London

Crossrail unveils its first completed tunnel

Media playback is unsupported on your device
Media captionProject Manager Andy Alder says he is proud of the first tunnel

The first completed tunnel in the £14.8bn Crossrail project has been unveiled.

Tunnel machine Phyllis bored 4.25 miles (7km) between Royal Oak and Farringdon in London in an 18-month operation.

Crossrail's seven giant tunnelling machines have completed 15 miles of the 26 miles (42km) of new train tunnels.

When completed in 2018, Crossrail will link Berkshire to Essex via Heathrow and central London.

A time capsule has been enclosed in the remaining section of Phyllis.

'Key milestone'

Among the items included in the capsule was a 2013 edition of the London A-Z street atlas donated by the company of A-Z originator Phyllis Pearsall, after whom the Phyllis machine was named.
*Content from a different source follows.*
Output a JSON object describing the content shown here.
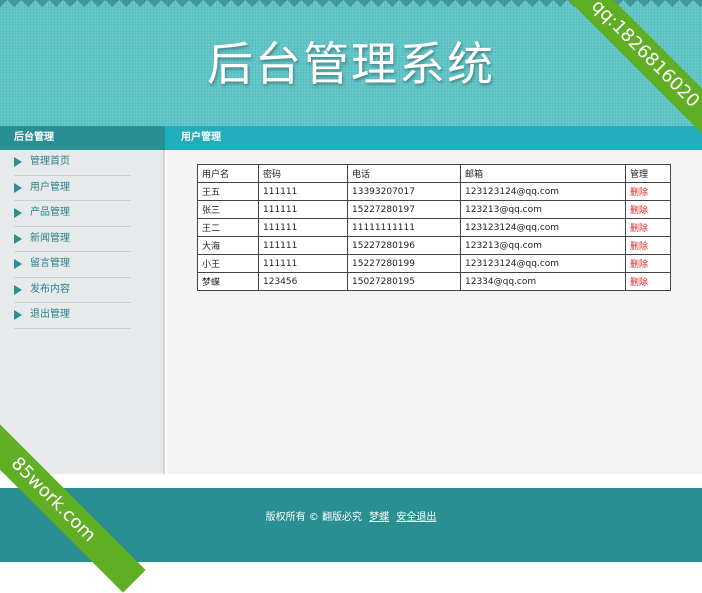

Another 8.75 miles (14km) of new passenger, platform and service tunnels are being built below the new Crossrail stations.

Chief Secretary to the Treasury Danny Alexander viewed the new tunnel saying it was a "key milestone in the journey towards a better transport network in London".

He added: "Crossrail will transform the way people travel, slashing journey times from the City to Heathrow by around 30 minutes and increasing London's rail capacity by 10%.

"When completed Crossrail is set to create £42bn for the UK economy, which means more jobs, better skills and growing businesses across the country."

More on this story

Related Internet links

The BBC is not responsible for the content of external Internet sites